Kris Baines
M.A., CCC-SLP

Kris Baines earned her M.A. in Speech-Language Pathology from the University of Colorado at Boulder. She completed her CFY at Children’s Hospital Oakland Speech and Language Center, after completing internships at The Children’s Hospital Denver Speech and Language Clinic and Park Hill Elementary School in Denver, CO.

Kris has more than 18 years experience working with children and adults with speech and language disorders.

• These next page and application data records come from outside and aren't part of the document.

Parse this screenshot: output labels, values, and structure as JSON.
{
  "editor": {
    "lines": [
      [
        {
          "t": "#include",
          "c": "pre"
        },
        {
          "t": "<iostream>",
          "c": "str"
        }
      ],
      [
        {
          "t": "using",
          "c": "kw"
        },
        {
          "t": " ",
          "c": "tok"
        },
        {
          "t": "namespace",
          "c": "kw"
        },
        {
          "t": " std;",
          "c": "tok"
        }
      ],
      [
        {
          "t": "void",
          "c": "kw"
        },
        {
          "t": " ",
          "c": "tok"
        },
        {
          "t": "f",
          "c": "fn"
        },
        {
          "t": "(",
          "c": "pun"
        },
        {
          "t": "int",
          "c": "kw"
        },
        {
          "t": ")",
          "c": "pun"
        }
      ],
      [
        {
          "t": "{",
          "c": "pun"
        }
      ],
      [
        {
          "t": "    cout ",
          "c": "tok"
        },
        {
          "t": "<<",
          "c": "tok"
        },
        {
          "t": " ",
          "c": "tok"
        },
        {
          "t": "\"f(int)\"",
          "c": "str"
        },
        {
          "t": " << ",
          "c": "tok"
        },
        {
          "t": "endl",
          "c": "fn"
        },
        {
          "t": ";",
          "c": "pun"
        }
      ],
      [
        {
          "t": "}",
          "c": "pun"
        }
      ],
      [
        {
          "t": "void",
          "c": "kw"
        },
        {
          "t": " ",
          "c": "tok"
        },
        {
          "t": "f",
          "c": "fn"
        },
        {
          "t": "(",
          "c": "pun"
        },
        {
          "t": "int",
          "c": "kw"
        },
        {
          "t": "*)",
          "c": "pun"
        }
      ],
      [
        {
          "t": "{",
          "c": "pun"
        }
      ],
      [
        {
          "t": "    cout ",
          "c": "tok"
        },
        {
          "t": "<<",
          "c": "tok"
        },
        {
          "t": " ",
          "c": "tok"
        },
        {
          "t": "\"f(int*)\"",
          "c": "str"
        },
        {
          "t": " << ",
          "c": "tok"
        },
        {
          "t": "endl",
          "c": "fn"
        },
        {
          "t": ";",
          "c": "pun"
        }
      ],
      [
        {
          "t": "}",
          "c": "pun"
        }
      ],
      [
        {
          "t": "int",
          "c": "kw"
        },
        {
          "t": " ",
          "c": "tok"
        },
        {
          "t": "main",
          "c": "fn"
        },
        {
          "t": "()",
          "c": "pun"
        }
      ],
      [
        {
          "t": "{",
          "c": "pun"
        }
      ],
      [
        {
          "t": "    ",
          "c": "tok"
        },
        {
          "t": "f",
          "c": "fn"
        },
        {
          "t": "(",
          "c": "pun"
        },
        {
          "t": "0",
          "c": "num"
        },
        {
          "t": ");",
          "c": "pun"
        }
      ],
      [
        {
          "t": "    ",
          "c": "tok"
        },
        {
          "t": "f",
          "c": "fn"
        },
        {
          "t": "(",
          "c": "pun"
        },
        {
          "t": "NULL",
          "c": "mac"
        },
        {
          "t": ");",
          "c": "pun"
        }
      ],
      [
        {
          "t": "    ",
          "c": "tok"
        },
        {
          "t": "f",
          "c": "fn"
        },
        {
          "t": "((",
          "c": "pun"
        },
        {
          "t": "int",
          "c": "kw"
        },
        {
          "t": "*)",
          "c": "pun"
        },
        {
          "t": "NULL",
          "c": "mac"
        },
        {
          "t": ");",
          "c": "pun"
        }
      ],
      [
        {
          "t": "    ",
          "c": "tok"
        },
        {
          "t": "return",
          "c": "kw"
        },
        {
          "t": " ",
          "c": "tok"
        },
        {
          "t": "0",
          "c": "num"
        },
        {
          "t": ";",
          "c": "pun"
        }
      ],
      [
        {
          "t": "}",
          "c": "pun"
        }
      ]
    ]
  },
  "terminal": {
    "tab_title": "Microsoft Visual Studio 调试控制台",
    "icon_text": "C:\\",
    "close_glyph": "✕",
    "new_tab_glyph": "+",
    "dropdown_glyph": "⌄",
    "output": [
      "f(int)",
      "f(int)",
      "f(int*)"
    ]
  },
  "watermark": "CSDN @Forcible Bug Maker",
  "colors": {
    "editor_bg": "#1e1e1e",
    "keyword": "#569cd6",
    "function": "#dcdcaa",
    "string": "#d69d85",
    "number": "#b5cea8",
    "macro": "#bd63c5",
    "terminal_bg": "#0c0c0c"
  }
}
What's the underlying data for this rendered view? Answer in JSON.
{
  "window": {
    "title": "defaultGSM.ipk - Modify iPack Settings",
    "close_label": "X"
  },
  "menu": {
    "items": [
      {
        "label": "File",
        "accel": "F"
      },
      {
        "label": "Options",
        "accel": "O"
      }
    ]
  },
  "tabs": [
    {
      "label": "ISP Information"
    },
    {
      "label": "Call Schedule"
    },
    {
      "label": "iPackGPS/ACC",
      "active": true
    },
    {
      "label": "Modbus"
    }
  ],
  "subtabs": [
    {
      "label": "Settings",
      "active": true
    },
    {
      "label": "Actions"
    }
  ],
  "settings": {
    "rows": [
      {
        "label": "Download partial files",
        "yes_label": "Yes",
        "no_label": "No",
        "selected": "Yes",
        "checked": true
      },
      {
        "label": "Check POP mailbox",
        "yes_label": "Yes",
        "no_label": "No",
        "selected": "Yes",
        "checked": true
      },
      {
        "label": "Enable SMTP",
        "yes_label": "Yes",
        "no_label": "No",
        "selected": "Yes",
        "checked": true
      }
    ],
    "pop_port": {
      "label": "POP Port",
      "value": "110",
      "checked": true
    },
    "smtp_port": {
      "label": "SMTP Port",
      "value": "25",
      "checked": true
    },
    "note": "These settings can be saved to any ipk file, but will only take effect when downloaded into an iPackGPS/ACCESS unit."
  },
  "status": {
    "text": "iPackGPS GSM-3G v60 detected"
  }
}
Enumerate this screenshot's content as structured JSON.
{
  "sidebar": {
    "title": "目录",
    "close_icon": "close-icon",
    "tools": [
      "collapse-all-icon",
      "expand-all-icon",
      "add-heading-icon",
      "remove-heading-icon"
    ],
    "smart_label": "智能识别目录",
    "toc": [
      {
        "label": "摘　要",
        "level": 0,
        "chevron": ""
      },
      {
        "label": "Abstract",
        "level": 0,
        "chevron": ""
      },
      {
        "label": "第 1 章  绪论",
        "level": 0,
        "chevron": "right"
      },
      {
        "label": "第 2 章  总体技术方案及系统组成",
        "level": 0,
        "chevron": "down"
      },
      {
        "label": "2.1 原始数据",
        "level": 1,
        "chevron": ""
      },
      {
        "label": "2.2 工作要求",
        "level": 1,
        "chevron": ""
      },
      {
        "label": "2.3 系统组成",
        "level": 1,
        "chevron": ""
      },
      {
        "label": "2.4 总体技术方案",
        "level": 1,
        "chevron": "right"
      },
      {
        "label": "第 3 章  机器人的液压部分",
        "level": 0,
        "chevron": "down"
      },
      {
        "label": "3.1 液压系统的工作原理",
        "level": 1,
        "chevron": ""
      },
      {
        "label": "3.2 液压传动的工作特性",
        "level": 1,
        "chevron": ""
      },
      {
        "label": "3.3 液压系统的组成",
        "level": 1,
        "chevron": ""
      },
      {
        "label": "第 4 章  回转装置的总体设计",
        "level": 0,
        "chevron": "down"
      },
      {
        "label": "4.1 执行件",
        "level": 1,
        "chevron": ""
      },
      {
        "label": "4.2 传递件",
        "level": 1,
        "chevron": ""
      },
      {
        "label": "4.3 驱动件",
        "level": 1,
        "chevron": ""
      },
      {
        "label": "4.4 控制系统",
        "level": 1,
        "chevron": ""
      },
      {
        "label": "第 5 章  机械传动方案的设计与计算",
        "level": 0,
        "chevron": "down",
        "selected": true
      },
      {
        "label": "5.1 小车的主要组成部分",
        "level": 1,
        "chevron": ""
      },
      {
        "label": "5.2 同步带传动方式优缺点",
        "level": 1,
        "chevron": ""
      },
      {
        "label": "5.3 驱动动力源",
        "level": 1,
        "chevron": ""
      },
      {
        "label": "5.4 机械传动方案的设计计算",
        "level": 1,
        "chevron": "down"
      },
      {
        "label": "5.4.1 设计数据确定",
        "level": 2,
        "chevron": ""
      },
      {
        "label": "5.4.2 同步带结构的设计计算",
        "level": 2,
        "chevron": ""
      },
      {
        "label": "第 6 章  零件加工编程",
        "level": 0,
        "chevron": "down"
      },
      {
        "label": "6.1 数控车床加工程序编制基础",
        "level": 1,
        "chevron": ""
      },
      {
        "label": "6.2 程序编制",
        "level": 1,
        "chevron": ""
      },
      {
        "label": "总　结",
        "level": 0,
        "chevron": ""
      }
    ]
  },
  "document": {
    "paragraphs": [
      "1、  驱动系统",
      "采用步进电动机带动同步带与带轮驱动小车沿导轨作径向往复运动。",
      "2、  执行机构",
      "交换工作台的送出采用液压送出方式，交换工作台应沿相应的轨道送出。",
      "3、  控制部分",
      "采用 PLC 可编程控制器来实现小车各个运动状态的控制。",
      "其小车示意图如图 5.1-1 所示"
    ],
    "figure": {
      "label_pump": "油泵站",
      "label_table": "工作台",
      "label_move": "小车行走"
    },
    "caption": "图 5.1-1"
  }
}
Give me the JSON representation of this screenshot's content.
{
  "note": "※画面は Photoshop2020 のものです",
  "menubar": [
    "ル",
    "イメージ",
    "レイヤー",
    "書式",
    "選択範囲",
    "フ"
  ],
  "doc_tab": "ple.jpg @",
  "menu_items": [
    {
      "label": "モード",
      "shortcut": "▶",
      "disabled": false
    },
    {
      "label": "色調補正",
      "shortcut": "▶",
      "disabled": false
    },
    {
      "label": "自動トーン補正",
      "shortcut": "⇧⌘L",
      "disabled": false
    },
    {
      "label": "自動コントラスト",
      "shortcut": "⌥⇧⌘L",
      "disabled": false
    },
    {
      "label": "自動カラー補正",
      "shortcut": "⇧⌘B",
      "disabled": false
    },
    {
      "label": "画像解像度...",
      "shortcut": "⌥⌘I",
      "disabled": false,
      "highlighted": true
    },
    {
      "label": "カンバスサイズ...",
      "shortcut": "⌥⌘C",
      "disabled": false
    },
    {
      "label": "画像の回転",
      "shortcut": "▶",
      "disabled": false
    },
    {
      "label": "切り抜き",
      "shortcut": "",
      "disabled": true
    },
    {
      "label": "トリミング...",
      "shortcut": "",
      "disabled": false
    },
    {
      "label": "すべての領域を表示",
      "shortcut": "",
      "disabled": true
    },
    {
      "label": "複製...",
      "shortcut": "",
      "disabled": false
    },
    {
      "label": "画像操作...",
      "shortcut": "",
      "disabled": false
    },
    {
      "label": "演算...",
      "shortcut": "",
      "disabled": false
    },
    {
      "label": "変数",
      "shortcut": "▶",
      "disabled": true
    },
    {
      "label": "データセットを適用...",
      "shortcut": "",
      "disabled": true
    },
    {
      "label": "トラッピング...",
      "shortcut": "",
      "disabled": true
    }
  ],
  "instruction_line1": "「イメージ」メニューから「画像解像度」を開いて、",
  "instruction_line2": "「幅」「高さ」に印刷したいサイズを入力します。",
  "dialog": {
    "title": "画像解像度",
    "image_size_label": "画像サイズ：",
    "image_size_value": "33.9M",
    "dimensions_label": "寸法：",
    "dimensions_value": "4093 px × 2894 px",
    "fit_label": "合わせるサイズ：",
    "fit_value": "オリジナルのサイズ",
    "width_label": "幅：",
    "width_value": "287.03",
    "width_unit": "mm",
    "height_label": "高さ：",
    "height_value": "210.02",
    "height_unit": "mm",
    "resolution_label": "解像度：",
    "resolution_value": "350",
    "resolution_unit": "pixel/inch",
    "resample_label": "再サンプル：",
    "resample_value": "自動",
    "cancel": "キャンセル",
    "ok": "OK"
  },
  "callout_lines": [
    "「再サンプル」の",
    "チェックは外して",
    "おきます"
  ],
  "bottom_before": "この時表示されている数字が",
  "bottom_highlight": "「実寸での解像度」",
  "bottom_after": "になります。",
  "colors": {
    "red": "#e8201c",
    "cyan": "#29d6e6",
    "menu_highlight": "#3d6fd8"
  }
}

She has worked as a speech-language pathologist for Children’s Hospital & Research Center Oakland, in private practice in the East Bay Area, as well as in East Bay Area school (both public and private) with children ages 2-18, as well as adults.

Kris has expertise and experience in evaluating and treating pediatrics with a variety of speech and language disorders resulting from cleft palate, resonance disorders, stuttering and cluttering, reading disorders/dyslexia/LLD, articulation issues, speech apraxia, language and auditory processing disorders, autism, Down Syndrome and other syndromes, selective mutism, hearing loss, delayed speech and language development, and voice disorders. She also has expertise working with adults with reading disorders, stuttering, cluttering and training in accent reduction therapy and Lee Silverman Voice Therapy.

In her private practice, she specializes in working with articulation disorders, early intervention, reading disorders, pre-reading and pre-academic development, auditory/language processing disorders, fluency disorders and general communication disorders.

Mary Gage Herman
M.A., CCC-SLP

Gage Herman attended the University of Oregon where she received a Bachelor of Science with a Major in Speech and a Minor in Speech Pathology and Psychology. She obtained a Master of Arts Degree in Special Education with emphasis on Speech Pathology and Audiology from San Francisco State University. Gage has worked for over thirty-three years as a licensed and certified speech pathologist, most recently at Children’s Hospital and Research Center in Oakland. She has specialized for over 40 years in the pediatric pre-school and school aged population with children who present with a variety of communication disorders. Gage is currently working for Word Works Speech Pathologists Inc.In Oakland, CA.

Gage has provided both diagnostic and therapeutic expertise encompassing a wide range of communicative disorders. She has served on multidisciplinary teams for Craniofacial and Cleft Palate, Neurofibromotisis, Fragile X, and most recently, on Katie’s Clinic for Rett Syndrome. Gage has enjoyed serving as a supervisor for graduate and post graduate students in speech-language pathology, and continues to train interns and clinical fellows. She served as an instructor at Cal State East Bay during the summer sessions of 1994,1996, and 1998.

Gage received the Outstanding Achievement Award for District Three of the California Speech and Language Association in 2000, and Employee of the Month Award at Children’s Hospital Oakland in May of 2005.